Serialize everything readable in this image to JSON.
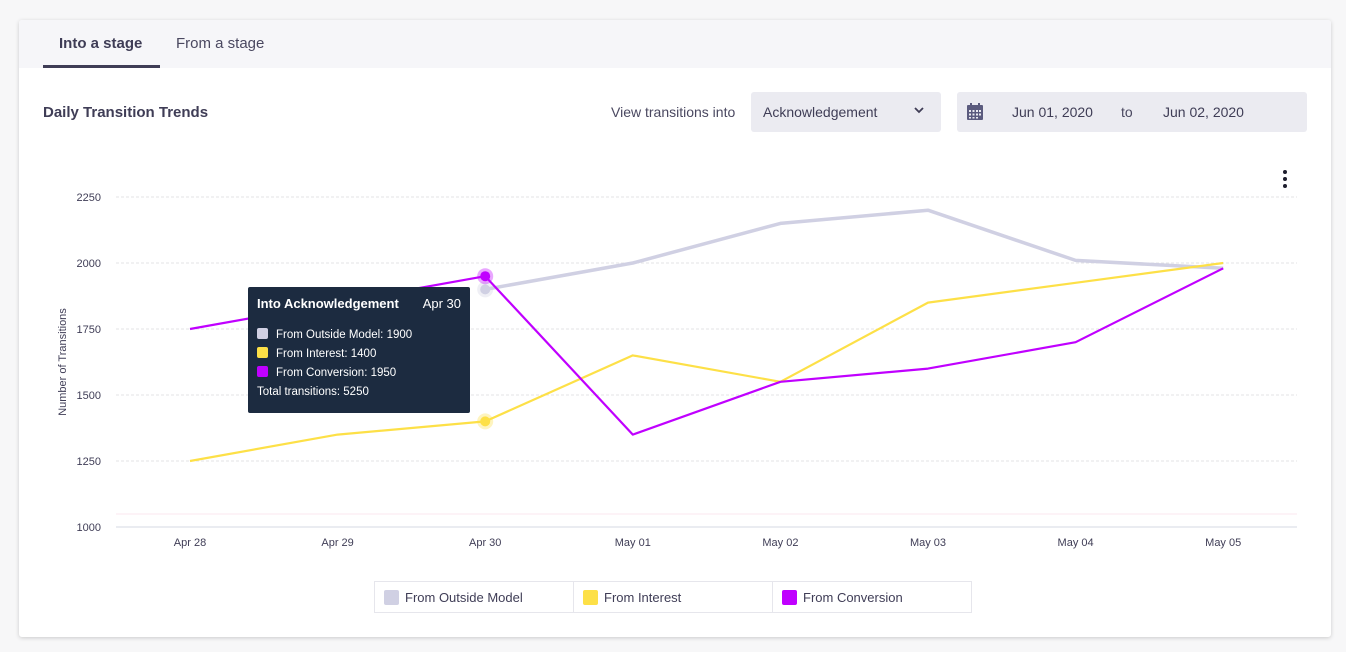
{
  "tabs": [
    {
      "label": "Into a stage",
      "active": true
    },
    {
      "label": "From a stage",
      "active": false
    }
  ],
  "header": {
    "title": "Daily Transition Trends",
    "view_label": "View transitions into",
    "stage_select": "Acknowledgement",
    "date_from": "Jun 01, 2020",
    "date_sep": "to",
    "date_to": "Jun 02, 2020"
  },
  "icons": {
    "calendar": "calendar-icon",
    "chevron": "chevron-down-icon",
    "menu": "kebab-menu-icon"
  },
  "tooltip": {
    "title": "Into Acknowledgement",
    "date": "Apr 30",
    "rows": [
      {
        "label": "From Outside Model: 1900",
        "color": "#d0d0e3"
      },
      {
        "label": "From Interest: 1400",
        "color": "#fde047"
      },
      {
        "label": "From Conversion: 1950",
        "color": "#c000ff"
      }
    ],
    "total": "Total transitions: 5250"
  },
  "chart_data": {
    "type": "line",
    "title": "Daily Transition Trends",
    "xlabel": "",
    "ylabel": "Number of Transitions",
    "categories": [
      "Apr 28",
      "Apr 29",
      "Apr 30",
      "May 01",
      "May 02",
      "May 03",
      "May 04",
      "May 05"
    ],
    "yticks": [
      "1000",
      "1250",
      "1500",
      "1750",
      "2000",
      "2250"
    ],
    "ylim": [
      1000,
      2300
    ],
    "grid": true,
    "legend_position": "bottom-center",
    "series": [
      {
        "name": "From Outside Model",
        "color": "#d0d0e3",
        "values": [
          null,
          null,
          1900,
          2000,
          2150,
          2200,
          2010,
          1980
        ]
      },
      {
        "name": "From Interest",
        "color": "#fde047",
        "values": [
          1250,
          1350,
          1400,
          1650,
          1550,
          1850,
          1925,
          2000
        ]
      },
      {
        "name": "From Conversion",
        "color": "#c000ff",
        "values": [
          1750,
          1850,
          1950,
          1350,
          1550,
          1600,
          1700,
          1980
        ]
      }
    ],
    "highlighted_category": "Apr 30"
  }
}
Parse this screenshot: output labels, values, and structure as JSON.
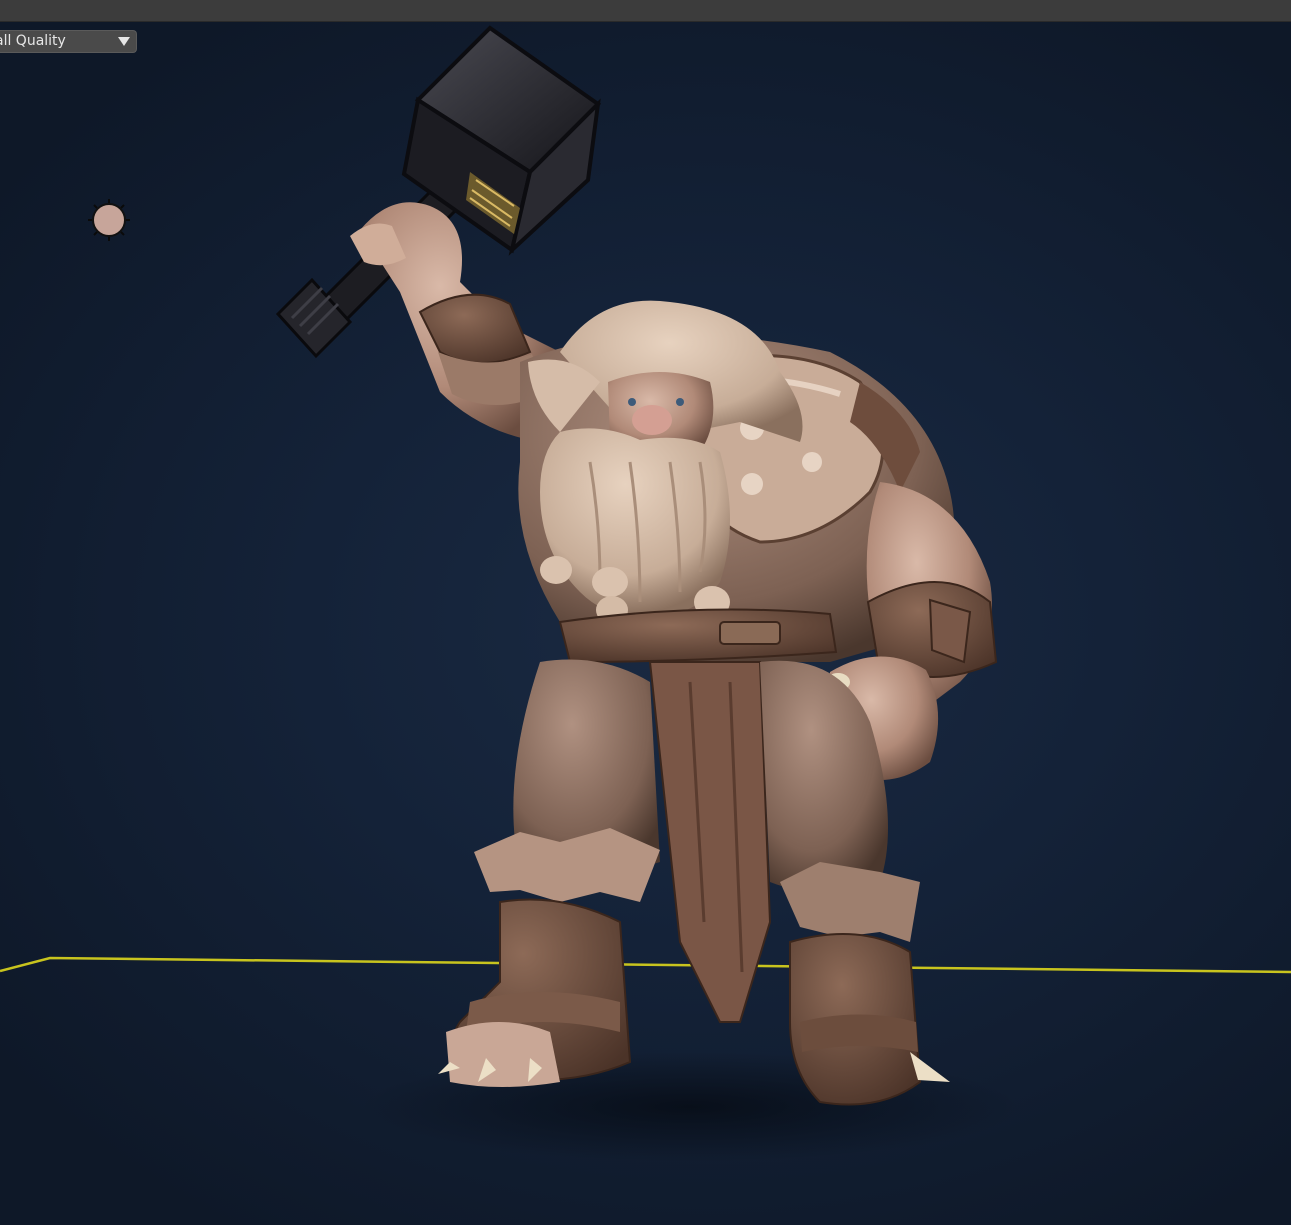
{
  "viewport": {
    "quality_dropdown": {
      "label": "all Quality",
      "icon": "triangle-down-icon"
    },
    "light_gizmo": {
      "icon": "sun-light-icon",
      "color": "#c7a59a"
    },
    "ground_line": {
      "color": "#c8c41e"
    },
    "background_color": "#142238"
  }
}
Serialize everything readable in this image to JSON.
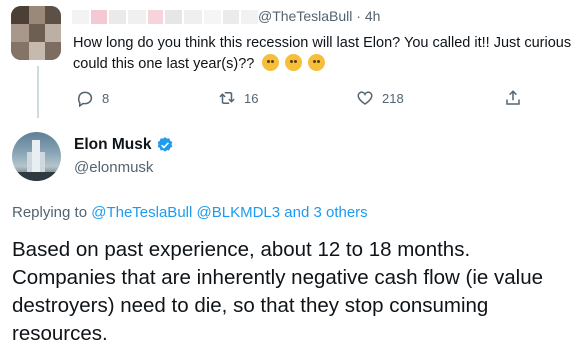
{
  "reply_tweet": {
    "handle": "@TheTeslaBull",
    "separator": "·",
    "time": "4h",
    "text": "How long do you think this recession will last Elon? You called it!! Just curious could this one last year(s)??",
    "emoji_icons": [
      "thinking-face-icon",
      "monocle-face-icon",
      "smirking-face-icon"
    ],
    "actions": {
      "reply_count": "8",
      "retweet_count": "16",
      "like_count": "218"
    }
  },
  "main_tweet": {
    "author_name": "Elon Musk",
    "author_handle": "@elonmusk",
    "replying_prefix": "Replying to",
    "replying_mentions": [
      "@TheTeslaBull",
      "@BLKMDL3"
    ],
    "replying_conjunction": "and",
    "replying_others": "3 others",
    "text": "Based on past experience, about 12 to 18 months. Companies that are inherently negative cash flow (ie value destroyers) need to die, so that they stop consuming resources."
  },
  "colors": {
    "text_primary": "#0f1419",
    "text_secondary": "#536471",
    "link": "#1d9bf0",
    "verified": "#1d9bf0",
    "divider": "#cfd9de"
  }
}
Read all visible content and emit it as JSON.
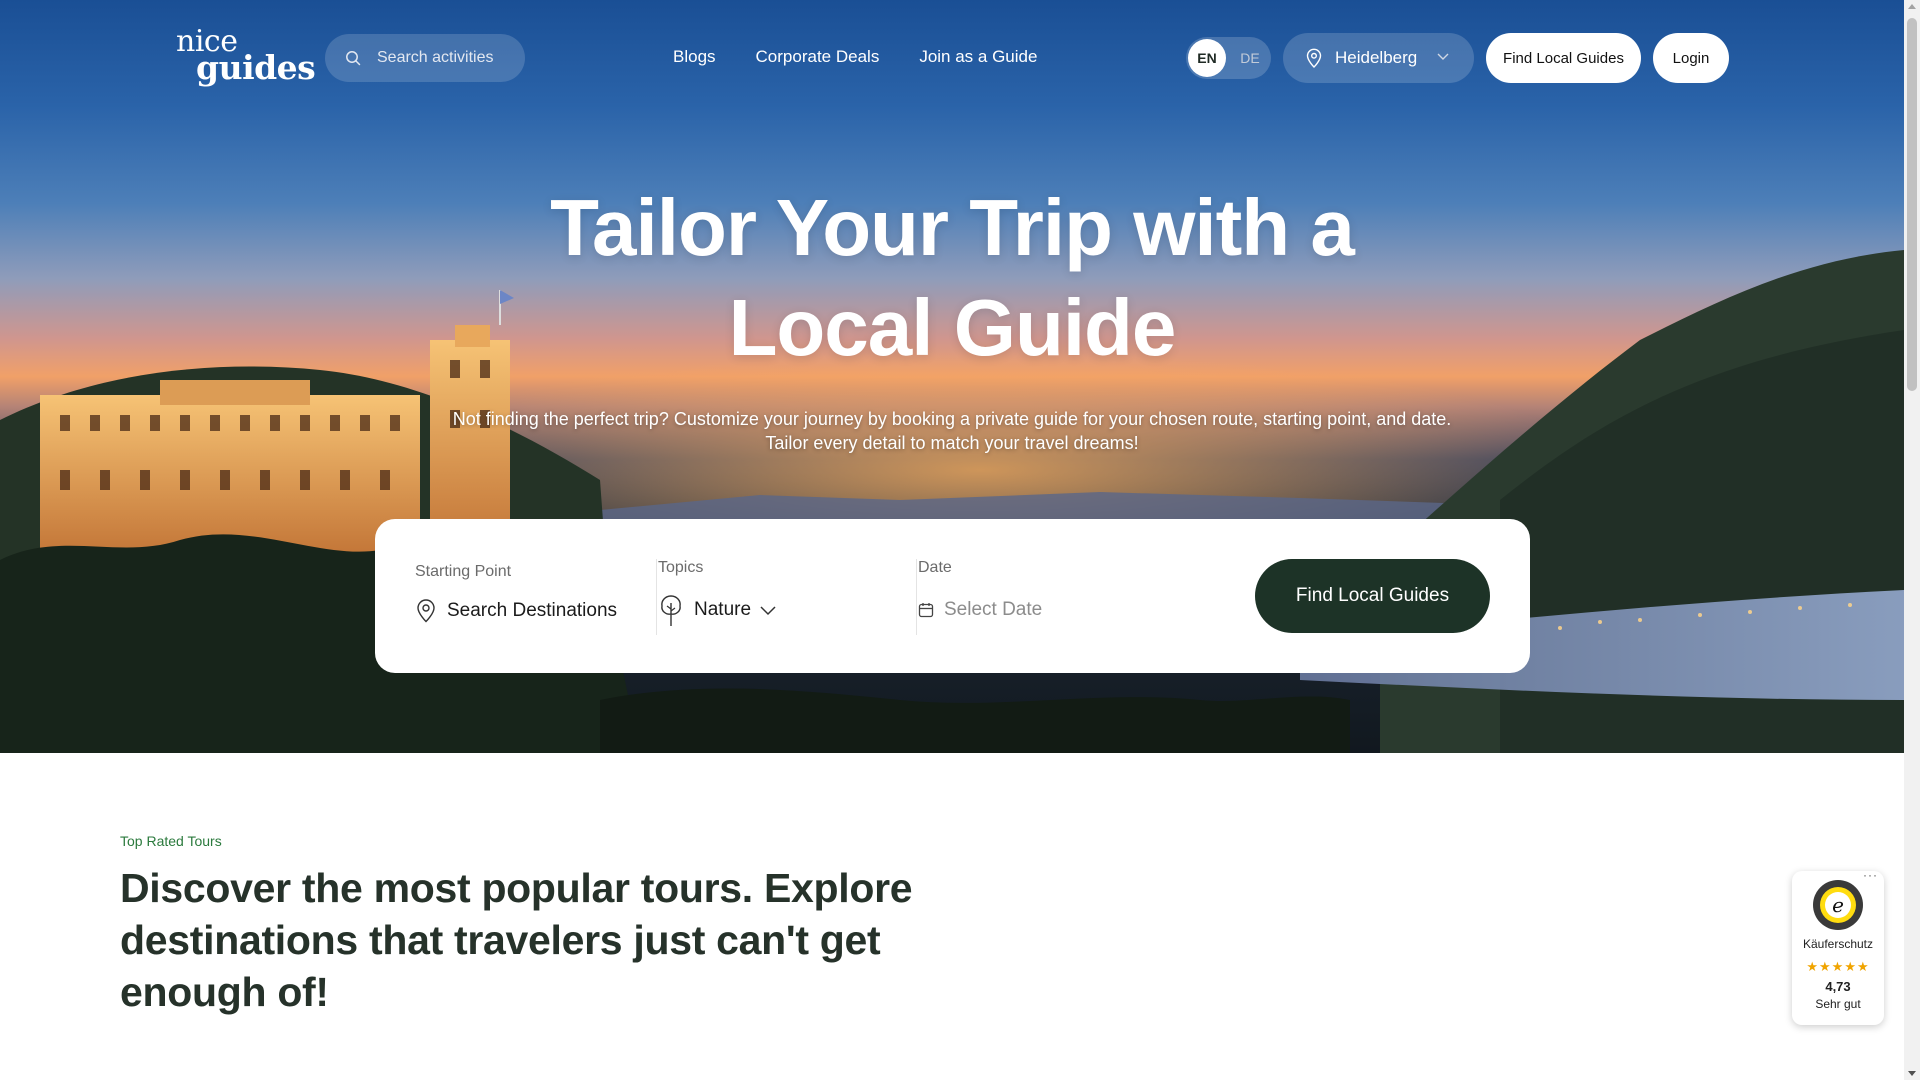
{
  "brand": {
    "logo_line1": "nice",
    "logo_line2": "guides"
  },
  "header": {
    "search_placeholder": "Search activities",
    "nav_links": [
      "Blogs",
      "Corporate Deals",
      "Join as a Guide"
    ],
    "lang_active": "EN",
    "lang_inactive": "DE",
    "city": "Heidelberg",
    "find_button": "Find Local Guides",
    "login_button": "Login"
  },
  "hero": {
    "title": "Tailor Your Trip with a Local Guide",
    "subtitle": "Not finding the perfect trip? Customize your journey by booking a private guide for your chosen route, starting point, and date. Tailor every detail to match your travel dreams!"
  },
  "search_card": {
    "starting_point_label": "Starting Point",
    "starting_point_value": "Search Destinations",
    "topics_label": "Topics",
    "topics_value": "Nature",
    "date_label": "Date",
    "date_placeholder": "Select Date",
    "submit_button": "Find Local Guides"
  },
  "section": {
    "eyebrow": "Top Rated Tours",
    "title": "Discover the most popular tours. Explore destinations that travelers just can't get enough of!"
  },
  "trust_badge": {
    "label": "Käuferschutz",
    "rating": "4,73",
    "rating_text": "Sehr gut",
    "stars_value": 4.73,
    "stars_max": 5
  },
  "colors": {
    "accent_dark_green": "#1d3327",
    "eyebrow_green": "#2b7a3d",
    "star_color": "#f0a400"
  }
}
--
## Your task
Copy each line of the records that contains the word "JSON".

## Answer to the problem
Serialize everything readable in this image to JSON.
Parse this screenshot: output labels, values, and structure as JSON.
Serialize everything readable in this image to JSON.
Read all visible content and emit it as JSON.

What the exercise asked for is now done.